◆ **Collected data entries**
-*-
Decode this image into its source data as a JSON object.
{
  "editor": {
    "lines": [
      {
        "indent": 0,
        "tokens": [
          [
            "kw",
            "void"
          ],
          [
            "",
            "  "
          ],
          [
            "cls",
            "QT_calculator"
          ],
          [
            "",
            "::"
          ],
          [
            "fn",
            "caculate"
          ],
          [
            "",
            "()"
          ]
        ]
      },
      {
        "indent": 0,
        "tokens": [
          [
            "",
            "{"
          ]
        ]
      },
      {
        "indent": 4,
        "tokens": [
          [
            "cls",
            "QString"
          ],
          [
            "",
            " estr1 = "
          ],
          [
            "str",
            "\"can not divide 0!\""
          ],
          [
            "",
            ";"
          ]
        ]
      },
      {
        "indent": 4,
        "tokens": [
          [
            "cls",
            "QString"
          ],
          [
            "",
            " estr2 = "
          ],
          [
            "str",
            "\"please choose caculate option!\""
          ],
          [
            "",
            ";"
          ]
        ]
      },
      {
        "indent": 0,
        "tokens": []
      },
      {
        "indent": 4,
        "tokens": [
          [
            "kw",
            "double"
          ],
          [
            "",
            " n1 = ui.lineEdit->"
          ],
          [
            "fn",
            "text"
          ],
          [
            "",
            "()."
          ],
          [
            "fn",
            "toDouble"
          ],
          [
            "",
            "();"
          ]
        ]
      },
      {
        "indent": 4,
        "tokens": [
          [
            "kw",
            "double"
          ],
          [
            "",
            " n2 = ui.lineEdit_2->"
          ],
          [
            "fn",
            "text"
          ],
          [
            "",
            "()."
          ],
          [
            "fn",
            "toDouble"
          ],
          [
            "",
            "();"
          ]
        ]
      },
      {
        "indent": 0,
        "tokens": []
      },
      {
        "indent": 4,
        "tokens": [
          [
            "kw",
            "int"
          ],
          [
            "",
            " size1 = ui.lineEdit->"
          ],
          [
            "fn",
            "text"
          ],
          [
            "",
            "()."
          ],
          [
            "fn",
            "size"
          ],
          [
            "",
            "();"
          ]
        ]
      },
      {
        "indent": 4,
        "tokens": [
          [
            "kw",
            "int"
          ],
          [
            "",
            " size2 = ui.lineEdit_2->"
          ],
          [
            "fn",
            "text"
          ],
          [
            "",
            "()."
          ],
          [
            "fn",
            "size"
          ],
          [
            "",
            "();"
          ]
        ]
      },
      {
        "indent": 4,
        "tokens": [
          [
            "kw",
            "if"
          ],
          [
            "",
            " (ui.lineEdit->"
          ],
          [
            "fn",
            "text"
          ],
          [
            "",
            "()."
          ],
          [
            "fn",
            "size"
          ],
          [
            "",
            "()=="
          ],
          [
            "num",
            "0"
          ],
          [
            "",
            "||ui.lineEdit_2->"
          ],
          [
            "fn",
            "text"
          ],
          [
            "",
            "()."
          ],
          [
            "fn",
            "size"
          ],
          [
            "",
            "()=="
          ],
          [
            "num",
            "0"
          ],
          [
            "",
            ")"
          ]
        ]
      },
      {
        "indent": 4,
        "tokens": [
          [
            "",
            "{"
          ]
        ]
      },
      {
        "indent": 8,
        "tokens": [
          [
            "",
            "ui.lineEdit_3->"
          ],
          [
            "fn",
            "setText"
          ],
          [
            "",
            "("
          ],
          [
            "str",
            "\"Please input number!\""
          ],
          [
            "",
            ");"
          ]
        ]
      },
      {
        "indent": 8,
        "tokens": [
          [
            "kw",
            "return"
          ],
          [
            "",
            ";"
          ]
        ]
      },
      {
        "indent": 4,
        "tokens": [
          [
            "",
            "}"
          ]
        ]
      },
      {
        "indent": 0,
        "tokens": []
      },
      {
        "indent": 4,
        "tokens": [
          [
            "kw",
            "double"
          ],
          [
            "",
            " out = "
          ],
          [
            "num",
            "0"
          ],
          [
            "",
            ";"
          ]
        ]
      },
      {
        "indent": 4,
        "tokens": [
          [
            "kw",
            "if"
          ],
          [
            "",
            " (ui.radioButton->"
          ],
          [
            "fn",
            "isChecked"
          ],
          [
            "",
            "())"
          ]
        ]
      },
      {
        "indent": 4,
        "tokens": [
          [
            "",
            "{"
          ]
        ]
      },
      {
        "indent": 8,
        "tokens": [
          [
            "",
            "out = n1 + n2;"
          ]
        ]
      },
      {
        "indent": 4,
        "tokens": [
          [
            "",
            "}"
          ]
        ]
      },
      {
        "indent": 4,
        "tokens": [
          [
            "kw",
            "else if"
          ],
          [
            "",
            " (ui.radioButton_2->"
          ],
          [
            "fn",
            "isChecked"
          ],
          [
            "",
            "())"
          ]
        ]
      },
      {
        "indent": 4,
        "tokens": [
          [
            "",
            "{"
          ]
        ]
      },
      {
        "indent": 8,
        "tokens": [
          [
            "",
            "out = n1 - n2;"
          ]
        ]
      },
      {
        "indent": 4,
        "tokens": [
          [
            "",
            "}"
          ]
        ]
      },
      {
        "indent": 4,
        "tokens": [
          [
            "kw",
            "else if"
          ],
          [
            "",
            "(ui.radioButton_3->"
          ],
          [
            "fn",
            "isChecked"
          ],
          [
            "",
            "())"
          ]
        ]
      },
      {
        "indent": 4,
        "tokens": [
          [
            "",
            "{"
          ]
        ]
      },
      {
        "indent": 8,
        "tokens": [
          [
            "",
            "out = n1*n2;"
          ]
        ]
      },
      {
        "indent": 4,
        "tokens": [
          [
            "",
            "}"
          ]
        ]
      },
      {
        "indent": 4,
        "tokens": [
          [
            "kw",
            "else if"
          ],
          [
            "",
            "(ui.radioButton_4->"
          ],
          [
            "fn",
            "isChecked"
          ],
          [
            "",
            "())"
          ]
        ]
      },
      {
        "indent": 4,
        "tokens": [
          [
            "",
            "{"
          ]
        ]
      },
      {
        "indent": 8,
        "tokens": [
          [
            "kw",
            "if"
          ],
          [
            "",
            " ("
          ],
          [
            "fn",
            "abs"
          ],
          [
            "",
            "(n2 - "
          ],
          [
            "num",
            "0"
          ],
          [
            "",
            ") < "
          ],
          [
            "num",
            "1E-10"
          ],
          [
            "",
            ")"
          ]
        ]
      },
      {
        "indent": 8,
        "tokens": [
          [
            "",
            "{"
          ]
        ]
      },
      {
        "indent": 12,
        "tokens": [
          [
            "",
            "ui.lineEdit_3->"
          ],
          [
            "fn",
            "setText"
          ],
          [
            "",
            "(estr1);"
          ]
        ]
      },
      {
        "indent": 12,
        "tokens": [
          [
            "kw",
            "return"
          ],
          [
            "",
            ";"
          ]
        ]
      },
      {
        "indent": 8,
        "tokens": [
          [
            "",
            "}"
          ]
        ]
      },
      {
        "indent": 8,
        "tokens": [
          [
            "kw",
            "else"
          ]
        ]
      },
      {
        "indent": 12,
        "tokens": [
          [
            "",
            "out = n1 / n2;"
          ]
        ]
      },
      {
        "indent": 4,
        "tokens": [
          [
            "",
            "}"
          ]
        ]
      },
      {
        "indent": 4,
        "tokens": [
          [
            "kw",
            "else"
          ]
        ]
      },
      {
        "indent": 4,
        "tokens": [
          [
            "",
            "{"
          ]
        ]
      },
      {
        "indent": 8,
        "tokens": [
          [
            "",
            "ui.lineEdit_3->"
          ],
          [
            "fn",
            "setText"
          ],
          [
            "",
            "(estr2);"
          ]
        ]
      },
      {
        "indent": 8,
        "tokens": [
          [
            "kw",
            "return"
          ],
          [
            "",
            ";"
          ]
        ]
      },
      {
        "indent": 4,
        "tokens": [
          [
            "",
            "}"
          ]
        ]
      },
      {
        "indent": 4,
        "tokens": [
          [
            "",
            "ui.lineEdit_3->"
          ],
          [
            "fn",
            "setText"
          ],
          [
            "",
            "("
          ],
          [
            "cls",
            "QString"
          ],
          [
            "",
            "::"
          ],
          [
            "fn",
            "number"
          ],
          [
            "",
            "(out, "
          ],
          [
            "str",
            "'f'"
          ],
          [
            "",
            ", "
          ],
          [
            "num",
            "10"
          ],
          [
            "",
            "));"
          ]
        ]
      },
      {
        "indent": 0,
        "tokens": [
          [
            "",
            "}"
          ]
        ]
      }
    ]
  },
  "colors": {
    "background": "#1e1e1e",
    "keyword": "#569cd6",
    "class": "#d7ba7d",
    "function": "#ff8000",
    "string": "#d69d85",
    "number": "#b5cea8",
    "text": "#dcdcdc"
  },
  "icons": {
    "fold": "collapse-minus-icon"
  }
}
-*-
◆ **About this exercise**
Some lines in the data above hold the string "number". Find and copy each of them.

◆ **Exercise answer**
            "\"Please input number!\""
            "number"
    "number": "#b5cea8",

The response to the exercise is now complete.